### Problem requirements:
What follows is a block of records; reproduce all of it verbatim.

*** Dataset excerpts ***

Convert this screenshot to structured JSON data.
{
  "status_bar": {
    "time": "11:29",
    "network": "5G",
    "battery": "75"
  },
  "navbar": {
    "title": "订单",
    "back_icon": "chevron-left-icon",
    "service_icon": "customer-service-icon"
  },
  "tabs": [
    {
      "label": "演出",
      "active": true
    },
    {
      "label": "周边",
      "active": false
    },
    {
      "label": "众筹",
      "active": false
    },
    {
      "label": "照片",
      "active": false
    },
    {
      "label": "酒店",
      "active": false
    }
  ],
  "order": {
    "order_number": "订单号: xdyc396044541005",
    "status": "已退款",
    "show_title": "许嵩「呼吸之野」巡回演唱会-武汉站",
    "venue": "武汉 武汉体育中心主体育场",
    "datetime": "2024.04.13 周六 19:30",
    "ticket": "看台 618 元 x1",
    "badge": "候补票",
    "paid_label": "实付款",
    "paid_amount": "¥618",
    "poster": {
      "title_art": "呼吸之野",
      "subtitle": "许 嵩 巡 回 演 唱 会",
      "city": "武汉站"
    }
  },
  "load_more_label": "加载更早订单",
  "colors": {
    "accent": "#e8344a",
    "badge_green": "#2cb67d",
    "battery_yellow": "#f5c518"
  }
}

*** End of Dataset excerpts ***

### Expected answer:
Convert this screenshot to structured JSON data.
{
  "status_bar": {
    "time": "11:29",
    "network": "5G",
    "battery": "75"
  },
  "navbar": {
    "title": "订单",
    "back_icon": "chevron-left-icon",
    "service_icon": "customer-service-icon"
  },
  "tabs": [
    {
      "label": "演出",
      "active": true
    },
    {
      "label": "周边",
      "active": false
    },
    {
      "label": "众筹",
      "active": false
    },
    {
      "label": "照片",
      "active": false
    },
    {
      "label": "酒店",
      "active": false
    }
  ],
  "order": {
    "order_number": "订单号: xdyc396044541005",
    "status": "已退款",
    "show_title": "许嵩「呼吸之野」巡回演唱会-武汉站",
    "venue": "武汉 武汉体育中心主体育场",
    "datetime": "2024.04.13 周六 19:30",
    "ticket": "看台 618 元 x1",
    "badge": "候补票",
    "paid_label": "实付款",
    "paid_amount": "¥618",
    "poster": {
      "title_art": "呼吸之野",
      "subtitle": "许 嵩 巡 回 演 唱 会",
      "city": "武汉站"
    }
  },
  "load_more_label": "加载更早订单",
  "colors": {
    "accent": "#e8344a",
    "badge_green": "#2cb67d",
    "battery_yellow": "#f5c518"
  }
}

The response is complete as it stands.